The world in which ‘traditional medical missions’ is being conducted has been changing rapidly. And we must acknowledge that old paradigms of what constitutes medical missions may no longer apply in most regions of the world. This thought-provoking analysis is expounded in The Changing Face of Healthcare Missions: Opportunities and challenges in the 21st century by Nyalpi Nungarai. A shift is occurring—the incidence of suffering from the well-known infectious diseases is declining while the rate of diseases of affluence is increasing dramatically. The author offers helpful suggestions as to how we can be most effective in our healthcare efforts to our neighbors and concludes by affirming the key role we all can play in solving the complex health problems facing the world today. 

In Untold Stories: The intersection of physical and spiritual health among frontier peoples, Jason Lee has shown the usefulness of combining available statistics related to development indices as used by secular development agencies and those from such entities as Joshua Project.
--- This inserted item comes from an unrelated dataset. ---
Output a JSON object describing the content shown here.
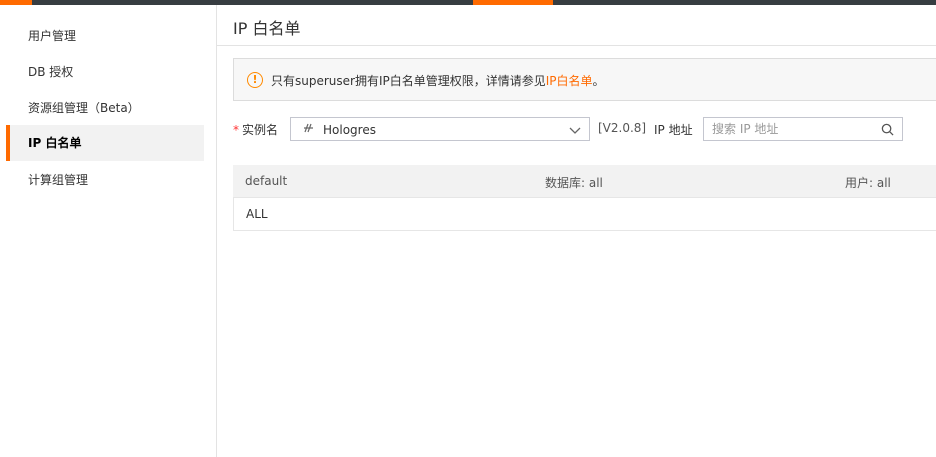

He highlights that there is still much that can be learned from assessing where people are suffering the most from a ‘health’ perspective—many among Frontier People Groups (FPGs).

Recognizing the positive effect of the introduction of a Biblical worldview on human wellbeing, he calls the church in our efforts to reach FPGs to look for niches in these contexts, where we can shift to incarnational forms of outreach that emulate Jesus’ model of whole person care. Jason suggests: ‘Existing proximate groups or churches of disciples should become hubs of development and health, not necessarily by hiring health professionals or adding dispensaries, but by modelling Jesus’ paradigm of intertwining spiritual, physical, mental, emotional, and social health into disciples’ daily lives, at a level that local disciples can reproduce and sustain.’

Lausanne Global Analysis is also available in PortugueseSpanishFrench, and Korean. Please send any questions and comments about this issue to [email protected]. The next issue will be released in March 2024.

Michael Soderling was in private practice (OB/GYN) for 10 years before following God's calling to serve in Central America for 11 years. Upon returning to the US in 2012, Mike assumed the role of Director for Health for All Nations, a project of Frontier Ventures. It is his calling to connect, convene and catalyze toward the goal of health (shalom) for all nations (ethne). He has been co-Catalyst for the Health for All Nations Issue Network within the Lausanne Movement since 2013. Mike lives with his wife and daughter in Milwaukee, WI.